Avocados do provide dietary fat, however, the type of fat you consume is more important than total fat. The fat in avocados is mostly monounsaturated fat, which is considered a “good” type of fat. The ADA recommends eating more monounsaturated and polyunsaturated fats and less “unhealthy” saturated or trans fats in your diet.
Mastering Diabetic Meal Planning
Incorporating California Avocados
I love helping people with type 2 diabetes integrate a variety of foods, like California Avocados, into meal plans that they can enjoy and that may help them manage their blood glucose levels.
California Avocados are quite versatile and can be incorporated into a nutrient-dense breakfast, an easy lunch on-the-go, or a savory soup for weeknight dinners at home. The dietary fiber and “good” fats in California Avocados also make them a beneficial snack choice. And if you plan your meals appropriately, you can even make room for a small serving of dessert (e.g. ½ cup frozen yogurt, 1/3 cup ice cream, 3 gingersnap cookies).
California Avocado Recipe Ideas
Cooking and preparing your own food is one of the best ways to control your diet for diabetes. The California Avocado Commission has a variety of delicious recipes that can fit into a balanced eating plan for people with type 2 diabetes.

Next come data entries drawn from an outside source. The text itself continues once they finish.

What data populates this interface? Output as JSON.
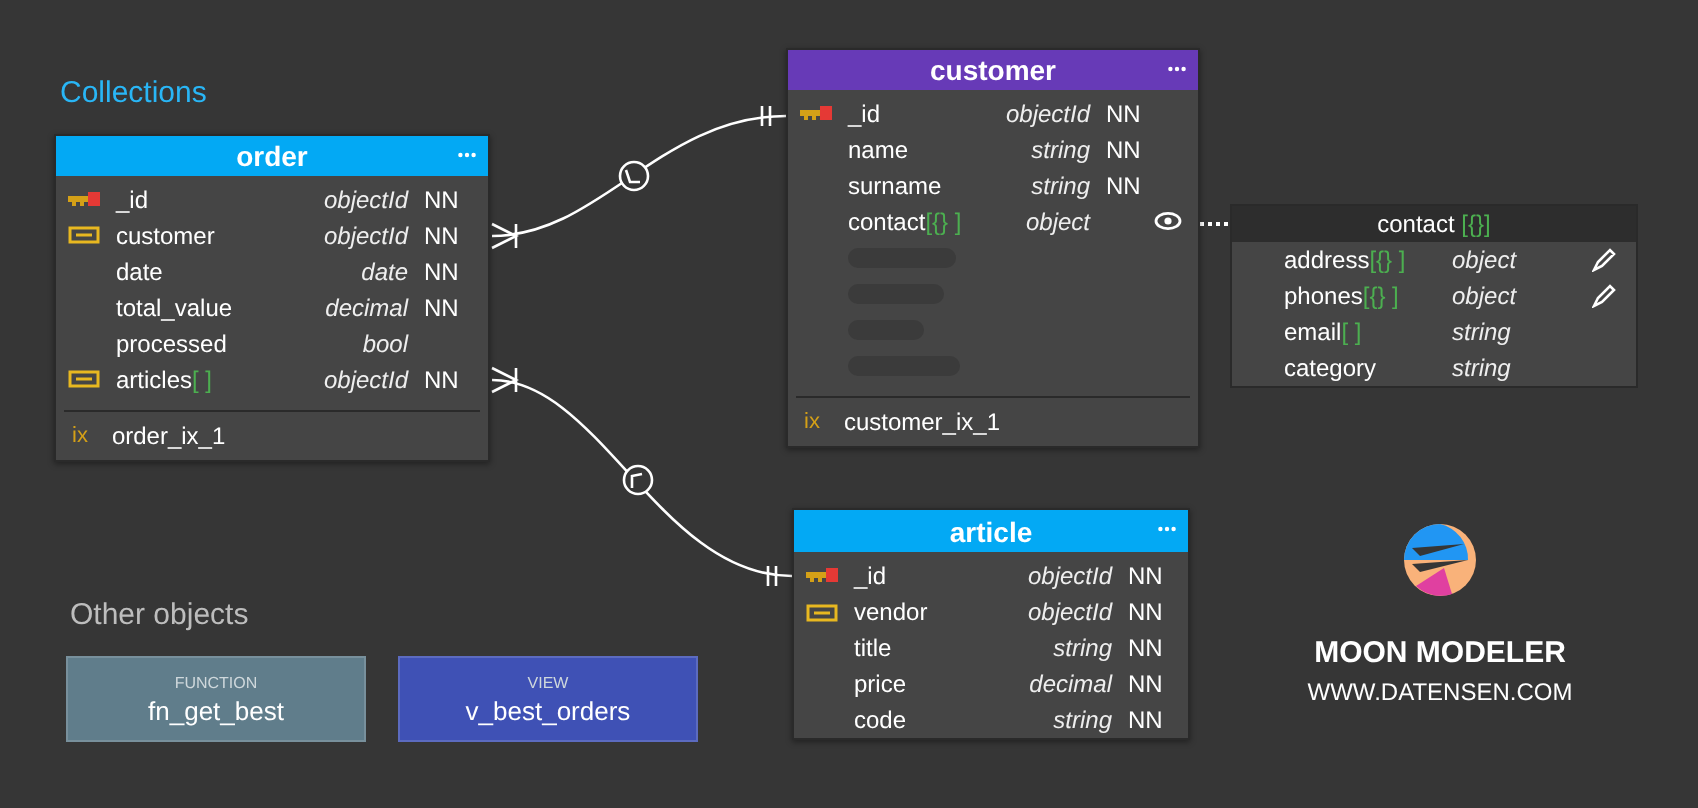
{
  "collections_label": "Collections",
  "tables": [
    {
      "name": "order",
      "color": "#03a9f4",
      "fields": [
        {
          "kind": "primary_key",
          "name": "_id",
          "type": "objectId",
          "nn": "NN"
        },
        {
          "kind": "foreign_key",
          "name": "customer",
          "type": "objectId",
          "nn": "NN"
        },
        {
          "kind": "plain",
          "name": "date",
          "type": "date",
          "nn": "NN"
        },
        {
          "kind": "plain",
          "name": "total_value",
          "type": "decimal",
          "nn": "NN"
        },
        {
          "kind": "plain",
          "name": "processed",
          "type": "bool"
        },
        {
          "kind": "foreign_key",
          "name": "articles",
          "suffix": "[ ]",
          "type": "objectId",
          "nn": "NN"
        }
      ],
      "indexes": [
        {
          "label": "ix",
          "name": "order_ix_1"
        }
      ]
    },
    {
      "name": "customer",
      "color": "#673ab7",
      "fields": [
        {
          "kind": "primary_key",
          "name": "_id",
          "type": "objectId",
          "nn": "NN"
        },
        {
          "kind": "plain",
          "name": "name",
          "type": "string",
          "nn": "NN"
        },
        {
          "kind": "plain",
          "name": "surname",
          "type": "string",
          "nn": "NN"
        },
        {
          "kind": "embedded",
          "name": "contact",
          "suffix": "[{} ]",
          "type": "object"
        }
      ],
      "indexes": [
        {
          "label": "ix",
          "name": "customer_ix_1"
        }
      ]
    },
    {
      "name": "article",
      "color": "#03a9f4",
      "fields": [
        {
          "kind": "primary_key",
          "name": "_id",
          "type": "objectId",
          "nn": "NN"
        },
        {
          "kind": "foreign_key",
          "name": "vendor",
          "type": "objectId",
          "nn": "NN"
        },
        {
          "kind": "plain",
          "name": "title",
          "type": "string",
          "nn": "NN"
        },
        {
          "kind": "plain",
          "name": "price",
          "type": "decimal",
          "nn": "NN"
        },
        {
          "kind": "plain",
          "name": "code",
          "type": "string",
          "nn": "NN"
        }
      ]
    }
  ],
  "subdocument": {
    "name": "contact",
    "suffix": "[{}]",
    "fields": [
      {
        "kind": "editable",
        "name": "address",
        "suffix": "[{} ]",
        "type": "object"
      },
      {
        "kind": "editable",
        "name": "phones",
        "suffix": "[{} ]",
        "type": "object"
      },
      {
        "kind": "plain",
        "name": "email",
        "suffix": "[ ]",
        "type": "string"
      },
      {
        "kind": "plain",
        "name": "category",
        "type": "string"
      }
    ]
  },
  "other_objects_label": "Other objects",
  "other_objects": [
    {
      "kind": "function",
      "label": "FUNCTION",
      "name": "fn_get_best"
    },
    {
      "kind": "view",
      "label": "VIEW",
      "name": "v_best_orders"
    }
  ],
  "brand": {
    "name": "MOON MODELER",
    "url": "WWW.DATENSEN.COM"
  }
}
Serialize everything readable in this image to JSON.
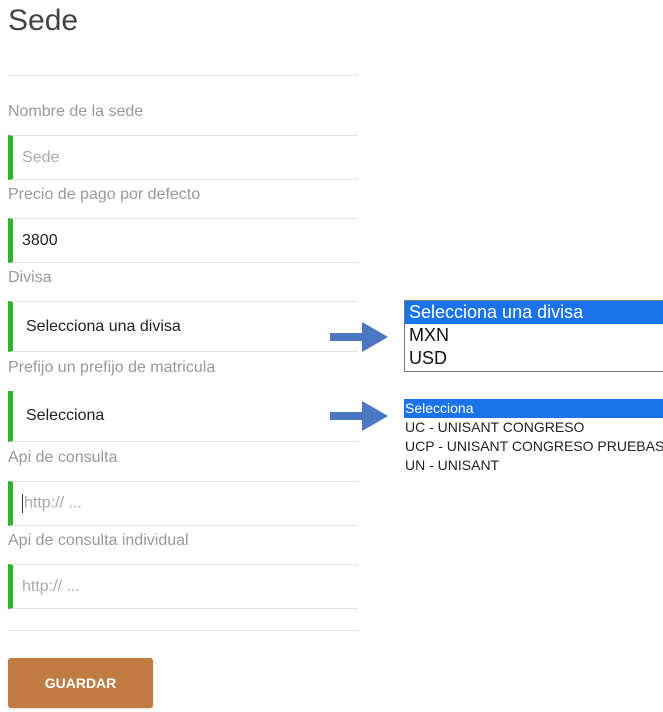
{
  "page": {
    "title": "Sede"
  },
  "form": {
    "nombre": {
      "label": "Nombre de la sede",
      "placeholder": "Sede"
    },
    "precio": {
      "label": "Precio de pago por defecto",
      "value": "3800"
    },
    "divisa": {
      "label": "Divisa",
      "selected": "Selecciona una divisa"
    },
    "prefijo": {
      "label": "Prefijo un prefijo de matricula",
      "selected": "Selecciona"
    },
    "api": {
      "label": "Api de consulta",
      "placeholder": "http:// ..."
    },
    "api_individual": {
      "label": "Api de consulta individual",
      "placeholder": "http:// ..."
    },
    "save_label": "GUARDAR"
  },
  "divisa_dropdown": {
    "options": [
      "Selecciona una divisa",
      "MXN",
      "USD"
    ],
    "highlighted": "Selecciona una divisa"
  },
  "prefijo_dropdown": {
    "options": [
      "Selecciona",
      "UC - UNISANT CONGRESO",
      "UCP - UNISANT CONGRESO PRUEBAS",
      "UN - UNISANT"
    ],
    "highlighted": "Selecciona"
  },
  "colors": {
    "accent": "#2db52d",
    "button": "#c07b43",
    "highlight": "#1a73e8",
    "arrow": "#4a76c2"
  }
}
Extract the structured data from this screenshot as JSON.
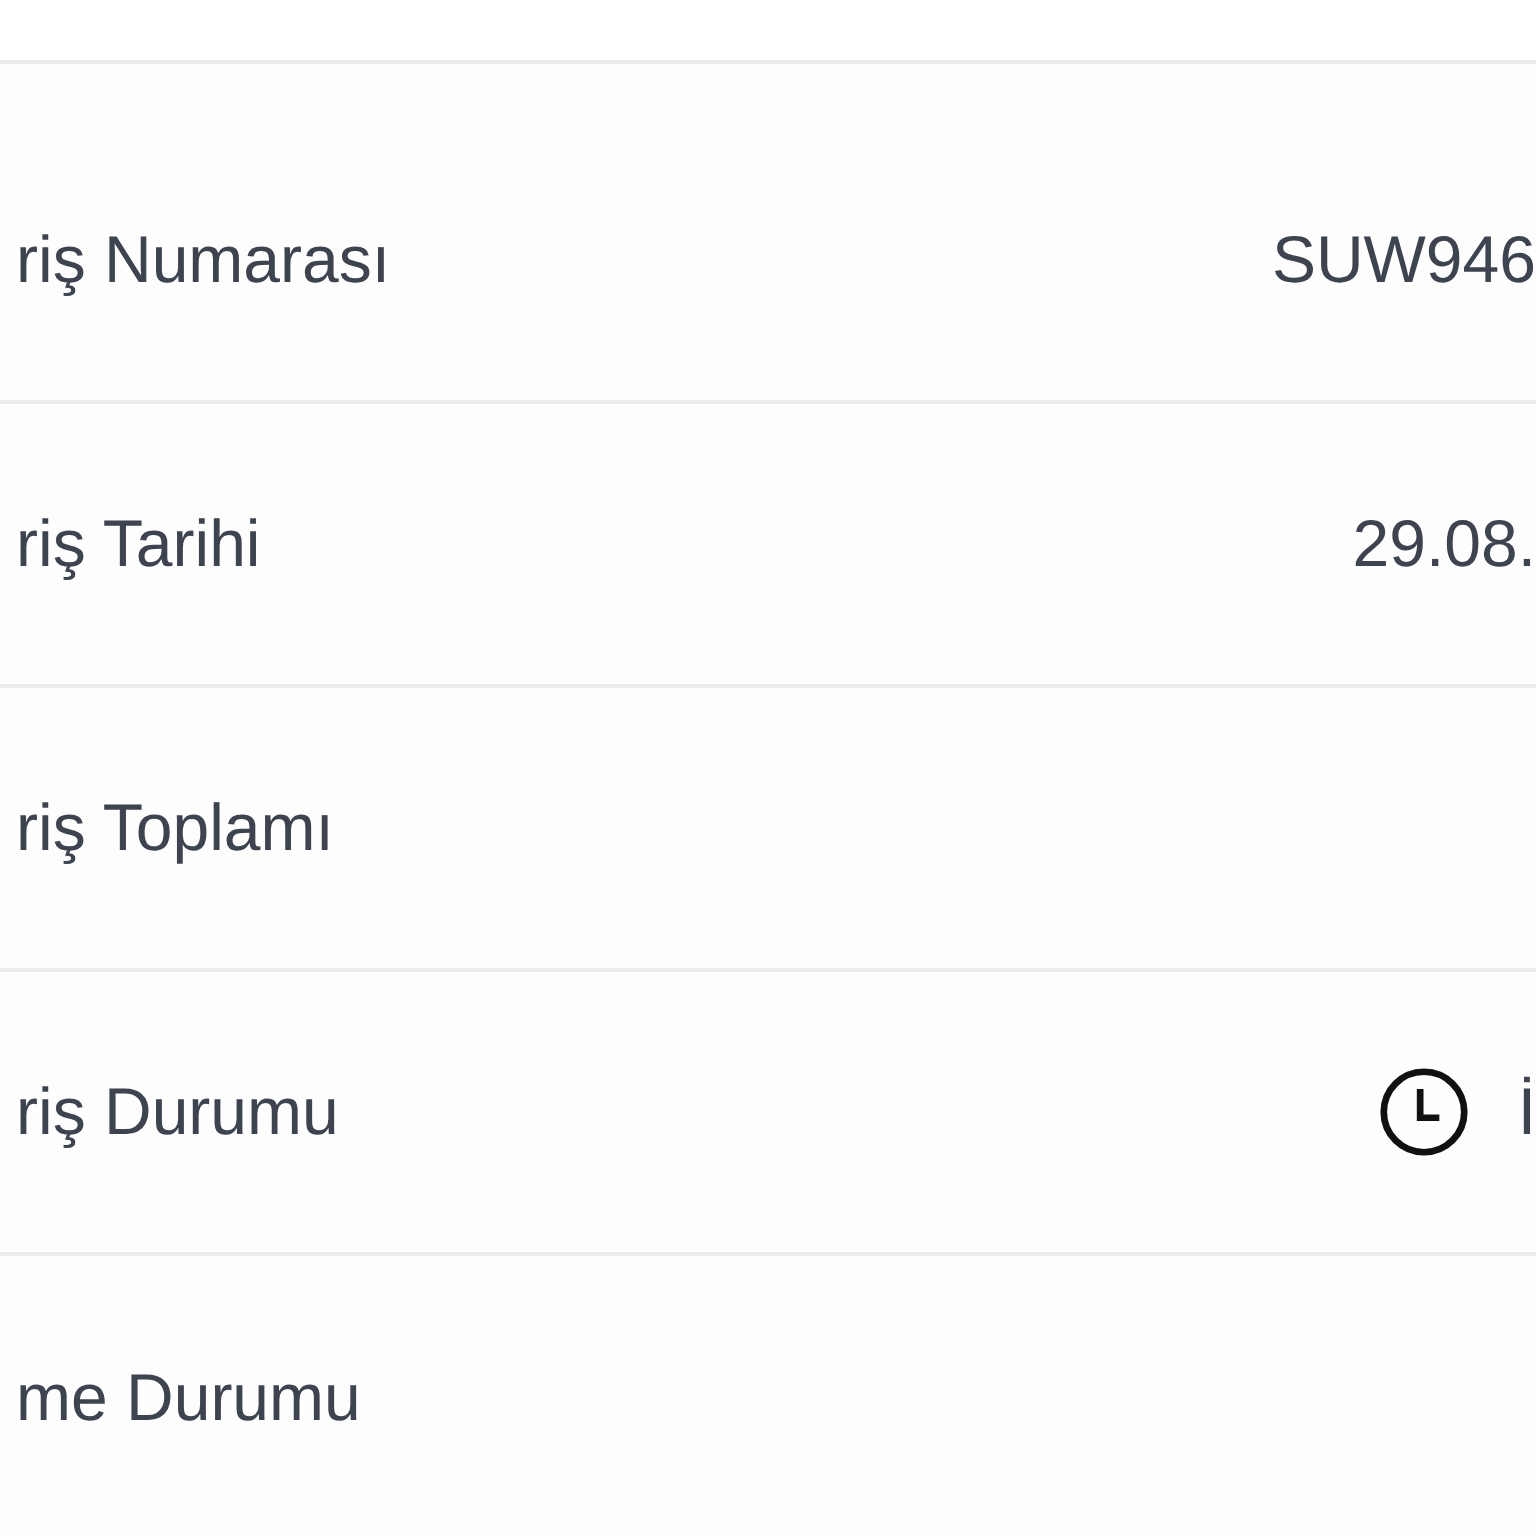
{
  "rows": [
    {
      "label": "riş Numarası",
      "value": "SUW946"
    },
    {
      "label": "riş Tarihi",
      "value": "29.08."
    },
    {
      "label": "riş Toplamı"
    },
    {
      "label": "riş Durumu",
      "value": "İ",
      "kind": "status"
    },
    {
      "label": "me Durumu"
    }
  ]
}
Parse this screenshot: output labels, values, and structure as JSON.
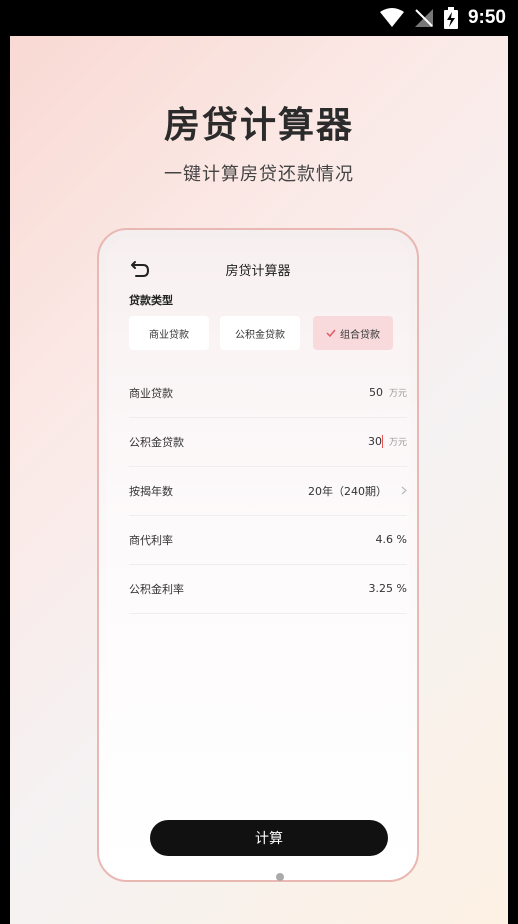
{
  "status": {
    "time": "9:50"
  },
  "hero": {
    "title": "房贷计算器",
    "subtitle": "一键计算房贷还款情况"
  },
  "app": {
    "title": "房贷计算器",
    "loan_type_label": "贷款类型",
    "loan_types": [
      {
        "label": "商业贷款",
        "selected": false
      },
      {
        "label": "公积金贷款",
        "selected": false
      },
      {
        "label": "组合贷款",
        "selected": true
      }
    ],
    "rows": [
      {
        "label": "商业贷款",
        "value": "50",
        "unit": "万元"
      },
      {
        "label": "公积金贷款",
        "value": "30",
        "unit": "万元"
      },
      {
        "label": "按揭年数",
        "value": "20年（240期）"
      },
      {
        "label": "商代利率",
        "value": "4.6 %"
      },
      {
        "label": "公积金利率",
        "value": "3.25 %"
      }
    ],
    "calculate_label": "计算"
  },
  "colors": {
    "accent_selected": "#f8dadd",
    "button": "#111111",
    "frame_border": "#e9b8b2"
  }
}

Here are some of my favorites:
California Avocado Quinoa Breakfast Bake (gluten-free) 170 cal, 12 g carb, 2 g fiber
Eggs-traordinary California Avocado Breakfast Muffins 90 cal, 4 g carb, 2 g fiber
Power Hour Pick-Me-Up Smoothie 90 cal, 13 g carb, 2 g fiber
Lunch or Dinner
Black Bean Sliders with Creamy California Avocado Sauce 170 cal, 20 g carb, 5 g fiber
Spinach Salad with Pan-Seared Salmon, Oranges, Red Onion, and Avocado 580 cal, 25 g carb, 11 g fiber
California Avocado Spiked Corn Soup 250 cal, 25 g carb, 9 g fiber
California Avocado Raspberry Pops 150 cal, 19 g carb, 5 g fiber
California Avocado Yogurt Key Lime Pie 220 cal, 27 g carb, 2 g fiber
Gluten Free Zucado Bread 200 cal, 36 g carb, 43 g fiber
California Avocado Hummus 140 cal, 11 g carb, 5 g fiber
California Avocado Red, White, and Blueberry Salsa 100 cal, 11 g carb, 3 g fiber
California Haas Family Guacamole 160 cal, 11 g carb, 7 g fiber
Do you have any questions about diabetes? Feel free to drop in a comment or reach out to me on Twitter at @fiberfriendly.